Across the entries below, how many lines contain the string "placeholder"? Only the number is wanted.
● ● ●
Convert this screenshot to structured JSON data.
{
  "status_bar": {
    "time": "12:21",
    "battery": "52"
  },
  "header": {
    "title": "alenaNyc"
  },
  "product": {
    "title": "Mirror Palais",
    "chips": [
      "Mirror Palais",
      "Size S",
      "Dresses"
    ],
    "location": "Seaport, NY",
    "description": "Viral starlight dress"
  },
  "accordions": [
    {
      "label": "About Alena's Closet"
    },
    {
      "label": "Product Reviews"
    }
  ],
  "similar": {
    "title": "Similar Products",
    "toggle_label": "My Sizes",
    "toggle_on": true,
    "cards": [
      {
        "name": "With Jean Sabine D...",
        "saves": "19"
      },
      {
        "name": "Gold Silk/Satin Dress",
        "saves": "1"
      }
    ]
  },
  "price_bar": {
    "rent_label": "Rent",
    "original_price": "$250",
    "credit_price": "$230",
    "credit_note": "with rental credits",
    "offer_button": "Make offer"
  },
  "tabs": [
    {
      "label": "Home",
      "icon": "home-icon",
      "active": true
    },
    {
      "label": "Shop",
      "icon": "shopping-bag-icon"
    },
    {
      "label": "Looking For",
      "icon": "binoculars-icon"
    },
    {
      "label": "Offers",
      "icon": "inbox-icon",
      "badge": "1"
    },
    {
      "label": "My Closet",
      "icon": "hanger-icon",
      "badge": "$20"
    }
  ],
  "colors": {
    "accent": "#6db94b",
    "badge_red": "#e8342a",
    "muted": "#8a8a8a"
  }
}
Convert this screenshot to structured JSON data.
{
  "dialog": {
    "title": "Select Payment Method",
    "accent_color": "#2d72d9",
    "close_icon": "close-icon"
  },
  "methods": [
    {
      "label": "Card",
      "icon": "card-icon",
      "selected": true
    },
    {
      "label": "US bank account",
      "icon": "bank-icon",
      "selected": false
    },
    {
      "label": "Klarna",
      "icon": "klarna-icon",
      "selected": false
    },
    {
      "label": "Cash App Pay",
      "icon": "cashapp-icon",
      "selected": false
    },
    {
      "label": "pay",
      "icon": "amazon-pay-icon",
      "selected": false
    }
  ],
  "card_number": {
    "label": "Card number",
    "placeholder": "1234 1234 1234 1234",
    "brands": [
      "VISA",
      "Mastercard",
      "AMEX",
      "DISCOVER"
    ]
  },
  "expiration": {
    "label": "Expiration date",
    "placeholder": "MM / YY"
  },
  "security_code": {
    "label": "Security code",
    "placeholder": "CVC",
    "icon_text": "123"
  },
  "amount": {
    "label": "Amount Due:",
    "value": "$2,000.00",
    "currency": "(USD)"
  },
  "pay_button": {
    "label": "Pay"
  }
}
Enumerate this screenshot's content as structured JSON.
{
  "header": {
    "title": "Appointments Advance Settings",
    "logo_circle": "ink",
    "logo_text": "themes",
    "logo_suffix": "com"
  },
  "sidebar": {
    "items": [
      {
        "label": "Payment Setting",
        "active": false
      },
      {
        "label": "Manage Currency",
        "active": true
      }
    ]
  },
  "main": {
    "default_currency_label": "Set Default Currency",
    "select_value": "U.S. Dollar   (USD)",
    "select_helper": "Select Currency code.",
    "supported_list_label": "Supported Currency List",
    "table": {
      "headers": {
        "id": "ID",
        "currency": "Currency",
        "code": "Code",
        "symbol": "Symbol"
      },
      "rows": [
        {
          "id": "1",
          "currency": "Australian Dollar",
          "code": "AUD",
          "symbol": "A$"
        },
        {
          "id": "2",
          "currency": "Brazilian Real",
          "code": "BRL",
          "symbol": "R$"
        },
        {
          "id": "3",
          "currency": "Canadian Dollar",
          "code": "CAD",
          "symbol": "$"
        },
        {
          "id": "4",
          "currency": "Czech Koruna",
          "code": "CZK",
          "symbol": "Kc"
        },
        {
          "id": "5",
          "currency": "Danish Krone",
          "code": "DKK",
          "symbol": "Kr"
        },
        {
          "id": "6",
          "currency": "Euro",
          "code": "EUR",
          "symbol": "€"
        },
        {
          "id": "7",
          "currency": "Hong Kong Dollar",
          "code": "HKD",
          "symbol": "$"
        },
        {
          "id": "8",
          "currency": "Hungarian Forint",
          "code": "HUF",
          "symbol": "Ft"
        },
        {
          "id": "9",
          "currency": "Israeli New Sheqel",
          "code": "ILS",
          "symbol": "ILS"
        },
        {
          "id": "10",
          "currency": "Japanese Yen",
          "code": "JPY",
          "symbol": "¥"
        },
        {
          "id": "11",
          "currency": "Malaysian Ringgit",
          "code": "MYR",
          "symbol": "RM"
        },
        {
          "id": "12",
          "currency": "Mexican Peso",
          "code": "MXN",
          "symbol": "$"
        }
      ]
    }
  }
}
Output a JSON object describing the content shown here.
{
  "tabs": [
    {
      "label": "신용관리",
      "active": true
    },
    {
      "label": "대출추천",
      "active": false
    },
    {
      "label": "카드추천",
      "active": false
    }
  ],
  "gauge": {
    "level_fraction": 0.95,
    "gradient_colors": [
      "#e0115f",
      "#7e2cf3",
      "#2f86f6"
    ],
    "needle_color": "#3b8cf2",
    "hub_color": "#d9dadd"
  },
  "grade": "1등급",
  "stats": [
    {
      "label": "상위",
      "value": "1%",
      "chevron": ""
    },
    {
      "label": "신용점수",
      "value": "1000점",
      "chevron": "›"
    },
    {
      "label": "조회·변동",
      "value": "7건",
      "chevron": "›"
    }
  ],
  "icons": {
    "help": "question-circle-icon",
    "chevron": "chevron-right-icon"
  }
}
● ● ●
▶ Task solution
3